The basic rules are that one bedroom is allowed for each of the following people:

  • Two children of either gender under the age of 10
  • Two children of the same gender under the age of 16
  • One child over the age of 16
  • A single adult
  • A couple

Exemptions

The number of bedrooms a household needs can be increased in certain circumstances. The rules in this area are complicated and you may need to take advice on your individual situation.

Special rules affect the following groups:

  • Disabled adults who need overnight care
  • Households with disabled children who cannot share a bedroom because of their disability
  • Households with adult children in the armed forces who are away from home
  • Foster carers

The rules in relation to people who need overnight care specify that you must have a non-resident carer to qualify and you must already have an extra bedroom in your home available for your carer.

If you have a severely disabled child in your household who is unable to share a room because of their disability, they are always entitled to their own room in the bedroom calculation.

On 12th March 2013 the government announced new rules for people with adult children in the armed forces and for foster carers.

Approved foster carers are entitled to an extra bedroom between placements if they have fostered a child, or become a foster parent within the last 12 months.

Households with adult children in the armed services will be treated as if those children are living at home, even if they are deployed on operations. Their bedroom allowance will be worked out as if they were living at home in the normal way.

If you qualify under any of these exemptions please say 'yes' to the question on the calculator about exemptions and we will calculate your bedroom allowance on the basis that you are entitled to an extra bedroom.

Who does the bedroom entitlement calculation affect?

The rules affect most people of working age who live in private rented accommodation or, from 1st April 2013, in social housing accommodation such as a council house or housing association property.

The rules do not affect:

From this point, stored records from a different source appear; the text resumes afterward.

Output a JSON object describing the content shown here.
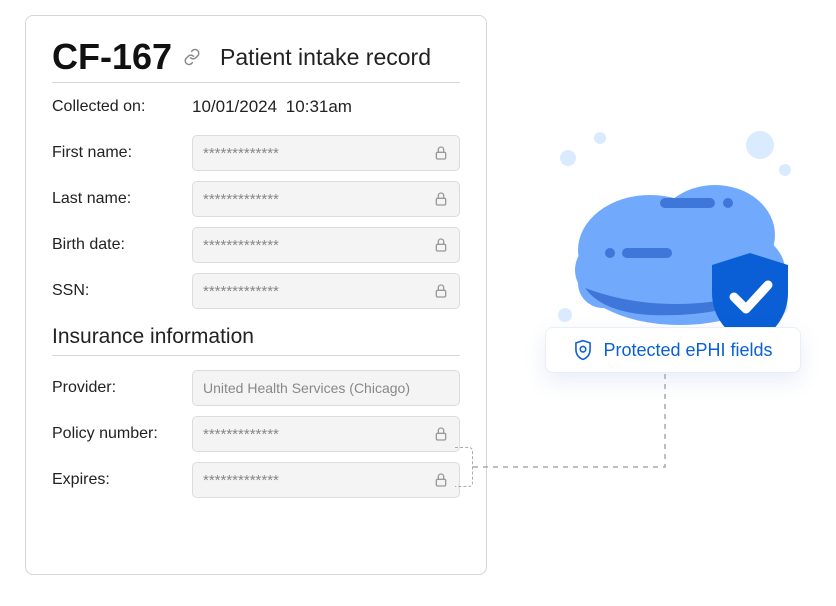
{
  "header": {
    "record_id": "CF-167",
    "title": "Patient intake record"
  },
  "collected": {
    "label": "Collected on:",
    "value": "10/01/2024  10:31am"
  },
  "fields": {
    "first_name": {
      "label": "First name:",
      "value": "*************"
    },
    "last_name": {
      "label": "Last name:",
      "value": "*************"
    },
    "birth_date": {
      "label": "Birth date:",
      "value": "*************"
    },
    "ssn": {
      "label": "SSN:",
      "value": "*************"
    }
  },
  "insurance": {
    "section_title": "Insurance information",
    "provider": {
      "label": "Provider:",
      "value": "United Health Services (Chicago)"
    },
    "policy": {
      "label": "Policy number:",
      "value": "*************"
    },
    "expires": {
      "label": "Expires:",
      "value": "*************"
    }
  },
  "badge": {
    "text": "Protected ePHI fields"
  }
}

  • Pensioners
  • People who live in supported exempt accommodation
  • People who live in certain types of accommodation, such as houseboats or caravans
  • People who have been temporarily housed by their council
  • People who rent their property under a shared ownership scheme

If you live in social housing and are affected by the introduction of the new rules you can get more information from our Questions and Answers on under occupation.

People temporarily protected from the under occupation rules

There are two protected groups, where your full rent will be met for a period even if you are under occupying your home. At the end of the protection period, you will have your Housing Benefit restricted if you are still under occupying.

  • Protected group 1. If you did not receive Housing Benefit in the year leading up to making a claim then your full rent will be used for the first 13 weeks of your current claim, though your local authority can still restrict the rent if they believe that you could not afford it when you first moved in or that it is 'unreasonable'.
  • Protected group 2. If a member of your household has died then your full rent will be used for the next year. If you were already claiming prior to the death then your Housing Benefit will not be restricted for the next year. For these purposes household includes relatives you live with not just immediate family.